Both of our most recent prime ministers are on record as saying that inequality of loadshedding between the provinces is a matter of concern and must be redressed. Precisely nothing has happened as a result. Now the Punjab Chief Minister Shahbaz Sharif has moved a resolution in a meeting of the Council of Common Interests (CCI) calling for an equitable sharing of the loadshedding pain. The CCI unanimously approved the resolution and has set up (yet another) committee to investigate and report on the matter. The prime minister in his opening remarks laid the blame for the parlous state of our power infrastructure squarely on the previous government, which he said had not added a single megawatt to the system. He went on to say somewhat disingenuously that the present government had added 3,300 MW to the system since it came to power, but what he omitted to mention was how much of that addition came from projects started in the life of this government and how much was down to projects begun under the last government and completed under this. He also failed to mention that under the last government, circular debt was minimal whereas under this dispensation it has become the ogre that eats the system from the inside out.

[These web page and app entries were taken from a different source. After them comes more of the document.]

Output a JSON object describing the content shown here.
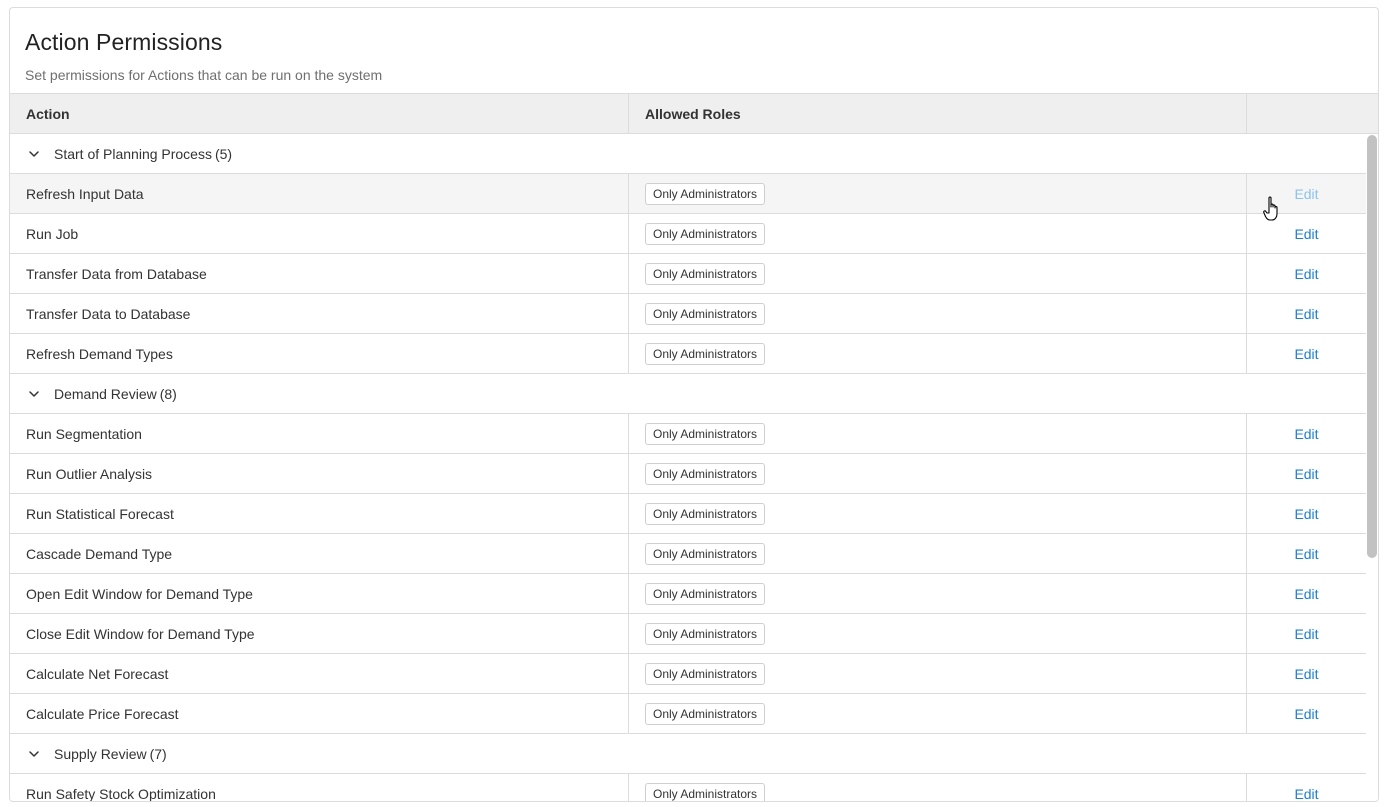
{
  "header": {
    "title": "Action Permissions",
    "subtitle": "Set permissions for Actions that can be run on the system"
  },
  "table": {
    "columns": {
      "action": "Action",
      "roles": "Allowed Roles",
      "edit": ""
    },
    "edit_label": "Edit",
    "groups": [
      {
        "name": "Start of Planning Process",
        "count": "(5)",
        "rows": [
          {
            "action": "Refresh Input Data",
            "role": "Only Administrators"
          },
          {
            "action": "Run Job",
            "role": "Only Administrators"
          },
          {
            "action": "Transfer Data from Database",
            "role": "Only Administrators"
          },
          {
            "action": "Transfer Data to Database",
            "role": "Only Administrators"
          },
          {
            "action": "Refresh Demand Types",
            "role": "Only Administrators"
          }
        ]
      },
      {
        "name": "Demand Review",
        "count": "(8)",
        "rows": [
          {
            "action": "Run Segmentation",
            "role": "Only Administrators"
          },
          {
            "action": "Run Outlier Analysis",
            "role": "Only Administrators"
          },
          {
            "action": "Run Statistical Forecast",
            "role": "Only Administrators"
          },
          {
            "action": "Cascade Demand Type",
            "role": "Only Administrators"
          },
          {
            "action": "Open Edit Window for Demand Type",
            "role": "Only Administrators"
          },
          {
            "action": "Close Edit Window for Demand Type",
            "role": "Only Administrators"
          },
          {
            "action": "Calculate Net Forecast",
            "role": "Only Administrators"
          },
          {
            "action": "Calculate Price Forecast",
            "role": "Only Administrators"
          }
        ]
      },
      {
        "name": "Supply Review",
        "count": "(7)",
        "rows": [
          {
            "action": "Run Safety Stock Optimization",
            "role": "Only Administrators"
          }
        ]
      }
    ]
  },
  "icons": {
    "group_toggle": "chevron-down-icon",
    "cursor": "hand-pointer-icon"
  },
  "colors": {
    "link": "#1f7fcf",
    "header_bg": "#efefef",
    "border": "#dcdcdc"
  }
}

There is no doubt that there is inequality of loadshedding between the provinces and equally little doubt that Punjab suffers more than the rest of the country. This can be verified by the simple expedient of making a few phone calls to the relevant people and agencies across the land and asking how many hours they were without power. It is difficult not to perceive political spin in the way power is distributed, with the burden falling on Punjab because it is governed by the opposition party to the government. This of course would be denied, but the fact remains that in meeting after meeting the inequalities were acknowledged and promises made to level the playing field and spread the load and yet there to be no resolution of the matter. This points at the very least to wilful indifference, if not outright discrimination. We now await the findings of the latest committee which is tasked to report in a week, but hold out little hope of a resolution. The careless destruction of the power sector generally will be the resounding legacy of this government.